> _THE TASK_: Repeat each line of the listing exactly as written.

── RECORDS SUPPLIED

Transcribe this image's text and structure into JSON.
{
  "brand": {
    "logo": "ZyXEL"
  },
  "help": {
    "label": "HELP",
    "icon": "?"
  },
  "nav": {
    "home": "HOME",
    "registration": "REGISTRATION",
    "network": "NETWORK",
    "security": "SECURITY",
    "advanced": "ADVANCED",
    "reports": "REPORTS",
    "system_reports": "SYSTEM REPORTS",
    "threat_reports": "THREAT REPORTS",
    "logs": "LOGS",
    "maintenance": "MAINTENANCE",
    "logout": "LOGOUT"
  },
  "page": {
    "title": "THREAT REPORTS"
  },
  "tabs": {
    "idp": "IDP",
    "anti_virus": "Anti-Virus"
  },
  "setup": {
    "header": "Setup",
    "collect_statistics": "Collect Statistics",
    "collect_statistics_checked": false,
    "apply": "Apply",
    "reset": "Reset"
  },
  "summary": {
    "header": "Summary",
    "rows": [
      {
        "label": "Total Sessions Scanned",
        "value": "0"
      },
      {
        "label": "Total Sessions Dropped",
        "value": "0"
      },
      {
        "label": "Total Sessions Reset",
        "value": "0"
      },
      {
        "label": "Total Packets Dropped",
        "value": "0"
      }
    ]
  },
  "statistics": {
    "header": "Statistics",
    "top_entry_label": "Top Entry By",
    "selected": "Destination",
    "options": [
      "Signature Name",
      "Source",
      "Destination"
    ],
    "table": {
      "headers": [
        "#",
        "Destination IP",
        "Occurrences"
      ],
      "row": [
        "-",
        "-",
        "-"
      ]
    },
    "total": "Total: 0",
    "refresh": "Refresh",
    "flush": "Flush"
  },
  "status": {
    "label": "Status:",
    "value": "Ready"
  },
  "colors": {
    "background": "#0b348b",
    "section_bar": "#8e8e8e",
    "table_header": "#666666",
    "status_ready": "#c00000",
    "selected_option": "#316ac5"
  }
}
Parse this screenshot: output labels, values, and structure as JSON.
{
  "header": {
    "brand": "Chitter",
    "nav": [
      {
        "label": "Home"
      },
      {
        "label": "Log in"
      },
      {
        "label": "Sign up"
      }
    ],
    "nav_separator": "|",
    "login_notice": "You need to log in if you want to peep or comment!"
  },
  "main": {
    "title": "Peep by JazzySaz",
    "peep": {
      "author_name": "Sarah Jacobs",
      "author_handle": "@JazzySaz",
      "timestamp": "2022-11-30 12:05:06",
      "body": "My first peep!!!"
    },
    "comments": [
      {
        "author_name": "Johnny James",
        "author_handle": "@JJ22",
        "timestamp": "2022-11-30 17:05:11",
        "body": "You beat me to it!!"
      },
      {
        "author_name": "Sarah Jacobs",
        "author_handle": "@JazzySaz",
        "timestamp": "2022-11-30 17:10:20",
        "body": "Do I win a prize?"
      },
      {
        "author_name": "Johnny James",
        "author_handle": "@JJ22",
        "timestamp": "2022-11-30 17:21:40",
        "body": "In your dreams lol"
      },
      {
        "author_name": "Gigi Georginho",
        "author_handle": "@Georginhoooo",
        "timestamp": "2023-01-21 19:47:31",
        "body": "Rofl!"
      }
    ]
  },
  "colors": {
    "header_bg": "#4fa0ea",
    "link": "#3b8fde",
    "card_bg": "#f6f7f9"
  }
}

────

> _TASK SOLUTION_:
Transcribe this image's text and structure into JSON.
{
  "brand": {
    "logo": "ZyXEL"
  },
  "help": {
    "label": "HELP",
    "icon": "?"
  },
  "nav": {
    "home": "HOME",
    "registration": "REGISTRATION",
    "network": "NETWORK",
    "security": "SECURITY",
    "advanced": "ADVANCED",
    "reports": "REPORTS",
    "system_reports": "SYSTEM REPORTS",
    "threat_reports": "THREAT REPORTS",
    "logs": "LOGS",
    "maintenance": "MAINTENANCE",
    "logout": "LOGOUT"
  },
  "page": {
    "title": "THREAT REPORTS"
  },
  "tabs": {
    "idp": "IDP",
    "anti_virus": "Anti-Virus"
  },
  "setup": {
    "header": "Setup",
    "collect_statistics": "Collect Statistics",
    "collect_statistics_checked": false,
    "apply": "Apply",
    "reset": "Reset"
  },
  "summary": {
    "header": "Summary",
    "rows": [
      {
        "label": "Total Sessions Scanned",
        "value": "0"
      },
      {
        "label": "Total Sessions Dropped",
        "value": "0"
      },
      {
        "label": "Total Sessions Reset",
        "value": "0"
      },
      {
        "label": "Total Packets Dropped",
        "value": "0"
      }
    ]
  },
  "statistics": {
    "header": "Statistics",
    "top_entry_label": "Top Entry By",
    "selected": "Destination",
    "options": [
      "Signature Name",
      "Source",
      "Destination"
    ],
    "table": {
      "headers": [
        "#",
        "Destination IP",
        "Occurrences"
      ],
      "row": [
        "-",
        "-",
        "-"
      ]
    },
    "total": "Total: 0",
    "refresh": "Refresh",
    "flush": "Flush"
  },
  "status": {
    "label": "Status:",
    "value": "Ready"
  },
  "colors": {
    "background": "#0b348b",
    "section_bar": "#8e8e8e",
    "table_header": "#666666",
    "status_ready": "#c00000",
    "selected_option": "#316ac5"
  }
}
Parse this screenshot: output labels, values, and structure as JSON.
{
  "header": {
    "brand": "Chitter",
    "nav": [
      {
        "label": "Home"
      },
      {
        "label": "Log in"
      },
      {
        "label": "Sign up"
      }
    ],
    "nav_separator": "|",
    "login_notice": "You need to log in if you want to peep or comment!"
  },
  "main": {
    "title": "Peep by JazzySaz",
    "peep": {
      "author_name": "Sarah Jacobs",
      "author_handle": "@JazzySaz",
      "timestamp": "2022-11-30 12:05:06",
      "body": "My first peep!!!"
    },
    "comments": [
      {
        "author_name": "Johnny James",
        "author_handle": "@JJ22",
        "timestamp": "2022-11-30 17:05:11",
        "body": "You beat me to it!!"
      },
      {
        "author_name": "Sarah Jacobs",
        "author_handle": "@JazzySaz",
        "timestamp": "2022-11-30 17:10:20",
        "body": "Do I win a prize?"
      },
      {
        "author_name": "Johnny James",
        "author_handle": "@JJ22",
        "timestamp": "2022-11-30 17:21:40",
        "body": "In your dreams lol"
      },
      {
        "author_name": "Gigi Georginho",
        "author_handle": "@Georginhoooo",
        "timestamp": "2023-01-21 19:47:31",
        "body": "Rofl!"
      }
    ]
  },
  "colors": {
    "header_bg": "#4fa0ea",
    "link": "#3b8fde",
    "card_bg": "#f6f7f9"
  }
}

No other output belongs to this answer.